The Philippines may not be the crypto capital of the world – but it may be where infrastructure building runs the deepest.
The CEO of one of the largest crypto security companies recaps his takeaways from the year that was.
Investments veteran Massimo Morini believes the end of 2018 is not the end of a year, but a decade, that changed the world of finance.
In this op-ed, Ouriel Ohayon argues why 2019 will be the year blockchain UX sees a new level of priority among developers and companies.
Games frequently serve as an experimental playground for new technology, writes Devin Finzer.
In this op-ed, Micah Winkelspecht explains why he believes that 2019 will see the return of bitcoin dominance after 2018's reality checks.
Get ready for talk about bitcoin's halving – the once-in-a-while event that won't happen in 2019, but that just might have an impact on the markets.
In an op-ed written exclusively for CoinDesk, Chelsea Palmer argues that defining blockchain governance must be a priority for 2019.
Sure, the crypto market boom of 2017 exposed the industry's lack of infrastructure. That just means the solution is clear – we must build it and keep building.
Decred's Jake Yocom-Piatt explains in this exclusive op-ed why he thinks information asymmetry is a key factor driving the manic buying and panic selling cycles in the crypto markets.
In this exclusive op-ed, Jenny Leung, an Australian attorney who formerly worked for the country's financial regulator, explained 7 legal questions that will define blockchain this year.
Crypto as an asset class? Investors would do well to learn it's not a one-size-fits all classification.
ICO-related drama overshadowed blockchain tech's enormous progress in 2018, writes EY's Paul Brody.
In an op-ed written exclusively for CoinDesk, Enigma CEO Guy Zyskind says 2019 must be about building decentralized solutions for data privacy.
Hashed CEO Simon Seojoon Kim looks at the inherent limitations of ICOs, in particular the belief that "anyone can invest in an initial project."
In 2019, tokens will invade the enterprise in full force and the line between public and private networks will start to disappear, writes ConsenSys' Ajit Tripathi.
Two particularly important ideas related to bitcoin's future are likely going to conflict with each other. But that doesn't need to a problem.
Africa's various currency crises illustrate why cryptocurrency innovation shouldn't be stifled, says economic analyst Terence Zimwara.
Are STOs a way to pass the SEC's incomplete crypto guidance? Chi-Ru Jou explains what are the unresolved legal issues for STOs in the coming year.
A class of dapp that we should all be excited about in the short term is the decentralized exchanges, says 256 Ventures' David Lu.
In 2018, the promise of a decentralized future took a big knock. There are lessons to be learned, says Yin Wu, founder of Dirt Protocol.
Despite the gloomy narratives, 2018 was hugely productive for teams building the decentralized web, says Parity's Jutta Steiner.

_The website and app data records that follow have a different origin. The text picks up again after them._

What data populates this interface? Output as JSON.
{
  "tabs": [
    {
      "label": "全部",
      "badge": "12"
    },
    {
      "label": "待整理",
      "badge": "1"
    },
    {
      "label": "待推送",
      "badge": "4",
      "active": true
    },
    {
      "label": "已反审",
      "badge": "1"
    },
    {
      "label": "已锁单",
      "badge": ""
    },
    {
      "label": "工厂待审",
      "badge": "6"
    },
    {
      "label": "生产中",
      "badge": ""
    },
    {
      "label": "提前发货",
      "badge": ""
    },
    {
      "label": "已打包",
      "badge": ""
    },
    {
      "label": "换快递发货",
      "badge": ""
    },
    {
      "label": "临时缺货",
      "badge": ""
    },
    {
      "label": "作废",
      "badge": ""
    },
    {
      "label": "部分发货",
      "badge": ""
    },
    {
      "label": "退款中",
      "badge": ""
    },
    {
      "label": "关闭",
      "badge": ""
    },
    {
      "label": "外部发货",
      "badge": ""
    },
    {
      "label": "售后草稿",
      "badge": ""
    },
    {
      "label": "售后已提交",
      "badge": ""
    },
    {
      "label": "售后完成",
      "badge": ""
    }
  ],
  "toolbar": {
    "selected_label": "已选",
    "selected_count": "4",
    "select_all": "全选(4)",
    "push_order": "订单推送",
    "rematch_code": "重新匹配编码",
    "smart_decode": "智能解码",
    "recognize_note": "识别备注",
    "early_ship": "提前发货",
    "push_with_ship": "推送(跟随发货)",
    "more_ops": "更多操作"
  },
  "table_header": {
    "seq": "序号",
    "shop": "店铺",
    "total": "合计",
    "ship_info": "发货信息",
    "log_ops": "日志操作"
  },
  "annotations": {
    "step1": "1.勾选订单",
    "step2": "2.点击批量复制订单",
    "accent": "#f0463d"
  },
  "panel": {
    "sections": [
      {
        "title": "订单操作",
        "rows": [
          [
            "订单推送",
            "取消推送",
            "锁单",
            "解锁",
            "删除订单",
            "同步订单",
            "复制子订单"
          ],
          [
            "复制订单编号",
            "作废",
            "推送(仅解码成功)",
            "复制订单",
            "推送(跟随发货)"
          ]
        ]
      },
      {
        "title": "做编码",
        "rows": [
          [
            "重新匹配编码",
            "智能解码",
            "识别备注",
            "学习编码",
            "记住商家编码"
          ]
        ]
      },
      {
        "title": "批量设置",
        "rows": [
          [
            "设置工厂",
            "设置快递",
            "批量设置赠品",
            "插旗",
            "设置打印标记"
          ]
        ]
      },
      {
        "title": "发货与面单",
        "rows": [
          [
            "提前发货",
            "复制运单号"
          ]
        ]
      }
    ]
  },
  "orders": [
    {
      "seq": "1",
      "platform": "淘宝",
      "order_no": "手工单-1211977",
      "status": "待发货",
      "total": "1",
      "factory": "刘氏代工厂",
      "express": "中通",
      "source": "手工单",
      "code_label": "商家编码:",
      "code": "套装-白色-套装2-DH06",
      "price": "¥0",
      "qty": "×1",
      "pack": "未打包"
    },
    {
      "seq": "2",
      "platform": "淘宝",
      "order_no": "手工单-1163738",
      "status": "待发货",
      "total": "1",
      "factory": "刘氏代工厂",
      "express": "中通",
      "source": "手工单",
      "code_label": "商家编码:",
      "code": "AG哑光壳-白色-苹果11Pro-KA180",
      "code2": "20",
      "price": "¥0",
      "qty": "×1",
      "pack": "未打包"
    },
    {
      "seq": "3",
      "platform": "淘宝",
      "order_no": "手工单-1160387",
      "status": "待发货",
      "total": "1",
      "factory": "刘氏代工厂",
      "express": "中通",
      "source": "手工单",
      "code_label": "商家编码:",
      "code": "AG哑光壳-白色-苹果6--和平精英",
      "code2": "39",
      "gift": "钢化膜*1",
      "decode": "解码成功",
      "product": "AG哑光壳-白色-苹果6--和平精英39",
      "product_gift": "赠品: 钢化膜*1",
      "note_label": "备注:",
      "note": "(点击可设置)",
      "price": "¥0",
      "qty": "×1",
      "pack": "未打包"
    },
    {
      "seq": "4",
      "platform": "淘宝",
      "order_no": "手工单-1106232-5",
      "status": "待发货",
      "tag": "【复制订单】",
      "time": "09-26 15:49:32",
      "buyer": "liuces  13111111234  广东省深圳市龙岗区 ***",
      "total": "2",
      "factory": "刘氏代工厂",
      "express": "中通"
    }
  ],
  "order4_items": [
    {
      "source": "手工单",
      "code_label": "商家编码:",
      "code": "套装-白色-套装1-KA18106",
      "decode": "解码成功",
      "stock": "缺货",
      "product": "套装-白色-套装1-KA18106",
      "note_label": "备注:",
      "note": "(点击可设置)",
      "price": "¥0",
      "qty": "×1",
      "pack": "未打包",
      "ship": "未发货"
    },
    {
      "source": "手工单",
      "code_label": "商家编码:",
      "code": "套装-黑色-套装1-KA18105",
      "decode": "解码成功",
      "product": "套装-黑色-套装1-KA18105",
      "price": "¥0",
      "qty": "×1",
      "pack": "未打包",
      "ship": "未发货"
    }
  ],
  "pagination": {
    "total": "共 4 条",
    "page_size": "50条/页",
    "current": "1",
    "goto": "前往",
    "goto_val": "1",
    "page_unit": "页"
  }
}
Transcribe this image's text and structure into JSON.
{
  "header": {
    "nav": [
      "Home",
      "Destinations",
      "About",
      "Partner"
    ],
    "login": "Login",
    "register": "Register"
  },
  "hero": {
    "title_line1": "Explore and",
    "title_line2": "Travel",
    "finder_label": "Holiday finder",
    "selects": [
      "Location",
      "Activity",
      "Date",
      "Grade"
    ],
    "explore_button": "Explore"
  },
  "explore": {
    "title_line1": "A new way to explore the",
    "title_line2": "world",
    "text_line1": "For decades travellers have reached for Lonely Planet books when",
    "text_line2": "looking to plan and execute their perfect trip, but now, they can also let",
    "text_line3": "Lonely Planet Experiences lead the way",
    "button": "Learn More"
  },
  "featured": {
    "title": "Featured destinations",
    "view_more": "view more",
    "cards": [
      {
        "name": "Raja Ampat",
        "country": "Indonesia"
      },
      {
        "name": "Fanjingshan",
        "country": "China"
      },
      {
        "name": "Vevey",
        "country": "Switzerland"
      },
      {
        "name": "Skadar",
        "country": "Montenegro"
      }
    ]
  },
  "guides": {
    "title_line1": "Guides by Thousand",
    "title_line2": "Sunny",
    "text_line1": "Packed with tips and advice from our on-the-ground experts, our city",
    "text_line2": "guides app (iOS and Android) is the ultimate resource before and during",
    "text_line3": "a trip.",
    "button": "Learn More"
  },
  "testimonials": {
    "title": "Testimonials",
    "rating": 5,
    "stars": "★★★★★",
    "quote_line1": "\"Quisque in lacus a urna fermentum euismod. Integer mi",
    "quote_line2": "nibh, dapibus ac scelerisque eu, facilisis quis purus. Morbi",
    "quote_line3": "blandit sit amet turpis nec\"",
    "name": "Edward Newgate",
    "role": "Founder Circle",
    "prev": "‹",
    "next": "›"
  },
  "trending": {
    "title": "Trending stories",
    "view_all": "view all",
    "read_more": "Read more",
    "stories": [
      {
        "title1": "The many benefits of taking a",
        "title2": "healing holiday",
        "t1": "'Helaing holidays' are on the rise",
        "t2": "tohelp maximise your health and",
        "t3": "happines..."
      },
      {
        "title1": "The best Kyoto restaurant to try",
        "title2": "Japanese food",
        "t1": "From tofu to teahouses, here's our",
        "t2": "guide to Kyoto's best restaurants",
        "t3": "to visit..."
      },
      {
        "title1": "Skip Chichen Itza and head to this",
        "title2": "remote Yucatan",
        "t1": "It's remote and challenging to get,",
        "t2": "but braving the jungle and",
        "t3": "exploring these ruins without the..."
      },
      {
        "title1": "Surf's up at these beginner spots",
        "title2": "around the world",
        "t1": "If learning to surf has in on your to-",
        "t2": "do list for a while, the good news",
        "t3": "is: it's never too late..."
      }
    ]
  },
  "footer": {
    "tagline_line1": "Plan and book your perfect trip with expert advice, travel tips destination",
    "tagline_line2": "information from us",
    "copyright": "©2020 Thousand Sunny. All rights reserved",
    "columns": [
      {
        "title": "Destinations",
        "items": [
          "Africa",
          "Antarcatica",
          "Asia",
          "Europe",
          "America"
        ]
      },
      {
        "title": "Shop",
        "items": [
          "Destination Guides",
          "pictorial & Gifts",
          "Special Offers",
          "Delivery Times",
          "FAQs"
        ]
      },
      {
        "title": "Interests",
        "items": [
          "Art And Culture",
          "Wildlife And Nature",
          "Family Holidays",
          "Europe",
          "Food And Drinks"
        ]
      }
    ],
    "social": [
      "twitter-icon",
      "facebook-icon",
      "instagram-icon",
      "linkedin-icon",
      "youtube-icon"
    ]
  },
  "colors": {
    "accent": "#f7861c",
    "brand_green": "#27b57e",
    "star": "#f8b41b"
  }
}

I’ve been through the ups and downs with bitcoin, and I am as certain as ever that the bitcoin revolution is coming, says Tim Draper.
If blockchain is to be part of our financial and governance future, the development process must represent a diverse population, says Alexis Gauba.
Are digital assets equal to digital securities? TokenSoft's Mason Borda argued the two types aren’t so different in terms of how regulators view them today.
We are way too early for “mainstream adoption” to be a sensible success metric for dapps, says Coleman Maher.